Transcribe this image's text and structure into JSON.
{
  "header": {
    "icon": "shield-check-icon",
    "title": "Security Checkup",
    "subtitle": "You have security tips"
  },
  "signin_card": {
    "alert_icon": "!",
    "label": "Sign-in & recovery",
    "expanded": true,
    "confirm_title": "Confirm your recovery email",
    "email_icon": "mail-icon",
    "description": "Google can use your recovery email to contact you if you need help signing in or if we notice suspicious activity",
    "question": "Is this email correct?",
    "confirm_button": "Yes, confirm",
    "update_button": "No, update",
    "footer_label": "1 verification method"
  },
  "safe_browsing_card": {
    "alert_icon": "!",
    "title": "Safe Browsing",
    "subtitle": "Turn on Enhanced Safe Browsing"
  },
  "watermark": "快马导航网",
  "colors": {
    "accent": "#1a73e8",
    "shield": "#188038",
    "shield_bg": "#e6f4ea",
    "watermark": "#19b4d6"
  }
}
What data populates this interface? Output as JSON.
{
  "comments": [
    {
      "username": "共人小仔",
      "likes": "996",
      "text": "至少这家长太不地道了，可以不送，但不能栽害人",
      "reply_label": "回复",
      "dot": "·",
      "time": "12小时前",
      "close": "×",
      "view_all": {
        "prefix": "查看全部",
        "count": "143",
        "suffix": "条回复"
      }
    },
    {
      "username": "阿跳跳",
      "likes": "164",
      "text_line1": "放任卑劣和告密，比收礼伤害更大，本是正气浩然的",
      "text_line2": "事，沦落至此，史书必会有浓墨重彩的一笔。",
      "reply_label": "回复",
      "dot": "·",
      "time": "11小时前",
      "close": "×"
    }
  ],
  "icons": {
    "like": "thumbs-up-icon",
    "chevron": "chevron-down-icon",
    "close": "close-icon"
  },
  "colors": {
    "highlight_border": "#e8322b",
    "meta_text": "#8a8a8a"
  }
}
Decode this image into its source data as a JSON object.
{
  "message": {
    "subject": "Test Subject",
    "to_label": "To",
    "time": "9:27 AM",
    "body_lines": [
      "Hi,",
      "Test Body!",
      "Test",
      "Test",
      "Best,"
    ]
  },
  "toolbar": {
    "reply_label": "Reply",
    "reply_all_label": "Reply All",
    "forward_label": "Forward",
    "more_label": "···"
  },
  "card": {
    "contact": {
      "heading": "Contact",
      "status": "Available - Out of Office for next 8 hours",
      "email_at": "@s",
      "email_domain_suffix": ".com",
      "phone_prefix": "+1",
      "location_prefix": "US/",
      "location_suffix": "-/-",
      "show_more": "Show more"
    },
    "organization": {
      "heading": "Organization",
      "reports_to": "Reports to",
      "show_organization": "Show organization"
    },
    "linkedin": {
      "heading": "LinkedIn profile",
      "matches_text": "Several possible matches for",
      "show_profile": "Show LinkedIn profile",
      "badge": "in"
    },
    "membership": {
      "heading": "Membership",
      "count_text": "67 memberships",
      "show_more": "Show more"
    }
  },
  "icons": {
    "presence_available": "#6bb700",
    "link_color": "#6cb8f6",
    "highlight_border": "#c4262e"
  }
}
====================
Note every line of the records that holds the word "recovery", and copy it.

*Response below*:
    "label": "Sign-in & recovery",
    "confirm_title": "Confirm your recovery email",
    "description": "Google can use your recovery email to contact you if you need help signing in or if we notice suspicious activity",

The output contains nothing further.